I'll respond to number 1 and 3.  (Regarding item 5, I don't see how Section
3.4 is involved is connected to shrinkage.) Frank Woeste

At 01:55 PM 8/13/96 -0700, you wrote:
>Thank you for your reply to some of my questions.  I also received the WTCA
>1-1995 from you and your commentary and have some further comments and
>1.      What if there isn't a building designer or engineer for a project;
>only the contractor is involved, such as for conventional light-frame 
>construction?  Who now is responsible for the web bracing?

According to WTCA 1-1995, the "Building Designer is the individual or
organization having responsibity for the overall building or structure
design....."   In the case you cite, the Contractor is also the "Building
>2.      There appears to be no provisions for any submittals to a building
>department.  Many building departments accept the truss data after the fact -
>not a good idea, but real world.  
>3.      How high of a temperature would affect the long term strength of a

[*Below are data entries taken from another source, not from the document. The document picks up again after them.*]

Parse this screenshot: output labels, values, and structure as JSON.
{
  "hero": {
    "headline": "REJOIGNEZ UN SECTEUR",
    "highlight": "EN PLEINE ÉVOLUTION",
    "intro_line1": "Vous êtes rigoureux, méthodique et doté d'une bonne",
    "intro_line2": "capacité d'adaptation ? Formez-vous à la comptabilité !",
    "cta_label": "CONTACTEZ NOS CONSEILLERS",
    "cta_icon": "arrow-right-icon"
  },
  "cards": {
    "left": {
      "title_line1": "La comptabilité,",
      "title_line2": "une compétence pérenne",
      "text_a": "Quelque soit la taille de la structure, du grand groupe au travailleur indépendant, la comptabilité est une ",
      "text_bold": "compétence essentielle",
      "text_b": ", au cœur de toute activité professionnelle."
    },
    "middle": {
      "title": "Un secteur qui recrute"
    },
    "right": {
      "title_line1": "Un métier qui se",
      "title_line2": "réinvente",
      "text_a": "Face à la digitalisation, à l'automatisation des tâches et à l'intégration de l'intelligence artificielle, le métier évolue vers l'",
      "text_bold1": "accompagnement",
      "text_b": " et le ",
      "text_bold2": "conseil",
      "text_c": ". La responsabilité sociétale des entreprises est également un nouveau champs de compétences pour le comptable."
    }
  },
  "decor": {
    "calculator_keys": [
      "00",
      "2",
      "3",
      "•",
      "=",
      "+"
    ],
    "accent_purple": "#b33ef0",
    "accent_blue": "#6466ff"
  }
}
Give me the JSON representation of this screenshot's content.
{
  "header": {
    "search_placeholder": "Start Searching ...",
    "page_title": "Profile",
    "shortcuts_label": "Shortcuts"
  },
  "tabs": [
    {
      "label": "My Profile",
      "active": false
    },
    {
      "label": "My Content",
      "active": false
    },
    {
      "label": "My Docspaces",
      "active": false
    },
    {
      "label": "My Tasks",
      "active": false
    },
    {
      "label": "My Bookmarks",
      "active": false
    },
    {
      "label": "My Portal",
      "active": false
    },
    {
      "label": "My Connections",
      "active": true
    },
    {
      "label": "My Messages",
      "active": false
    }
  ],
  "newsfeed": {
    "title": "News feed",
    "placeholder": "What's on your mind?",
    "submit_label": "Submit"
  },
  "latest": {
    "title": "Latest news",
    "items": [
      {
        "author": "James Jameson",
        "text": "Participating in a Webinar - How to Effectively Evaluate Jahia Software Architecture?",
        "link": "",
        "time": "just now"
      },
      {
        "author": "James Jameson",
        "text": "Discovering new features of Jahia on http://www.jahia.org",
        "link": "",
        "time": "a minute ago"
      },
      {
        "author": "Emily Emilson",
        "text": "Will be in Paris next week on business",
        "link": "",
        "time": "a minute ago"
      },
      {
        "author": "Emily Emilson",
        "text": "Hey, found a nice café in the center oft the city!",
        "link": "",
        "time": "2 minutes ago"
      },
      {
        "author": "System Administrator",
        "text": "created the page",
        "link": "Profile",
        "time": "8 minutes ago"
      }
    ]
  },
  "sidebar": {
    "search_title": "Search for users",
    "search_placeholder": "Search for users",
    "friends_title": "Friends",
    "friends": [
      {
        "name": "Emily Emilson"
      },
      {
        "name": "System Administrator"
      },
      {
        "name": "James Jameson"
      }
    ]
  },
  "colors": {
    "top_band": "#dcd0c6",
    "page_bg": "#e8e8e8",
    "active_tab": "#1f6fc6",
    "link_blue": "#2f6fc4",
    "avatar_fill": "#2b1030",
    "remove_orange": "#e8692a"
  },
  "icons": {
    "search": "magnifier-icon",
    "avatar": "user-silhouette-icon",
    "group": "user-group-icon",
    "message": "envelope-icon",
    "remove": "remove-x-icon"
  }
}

According to recent research at the U. S. Forest Products Lab on clear pine,
continuous exposure at 150F (24 hours per day) will cause the wood to lose
strength.  They are now completing their 4th year of temperature exposure at
150F.  Dr. Dave Green is the lead researcher.  His telphone number is
The standard answer on this subject is given by the ANSI/NFPA NDS-1991
National Design Specification for Wood Construction, Table 2.3.4.  It gives
reduction factors for sustained temperature exposure between 100 and 150F.
The word "sustained" is important in using this table.
>4.      What effect would be from the moisture content going from a kiln-dried 
>material of 15% to less than 6%?   Would this be a similar situation to use
>a 20% reduction of the allowable plate value when plates are installed at a
>19%, per 
>4.2 of TPI-85?
>5.      We have found with the lowering of the moisture content, there is a
>corresponding reduction of the cross sectional area and therefore the member
>no longer size no longer conforms to Section 3.4.  Any comments?  
>Neil Moore, S.E.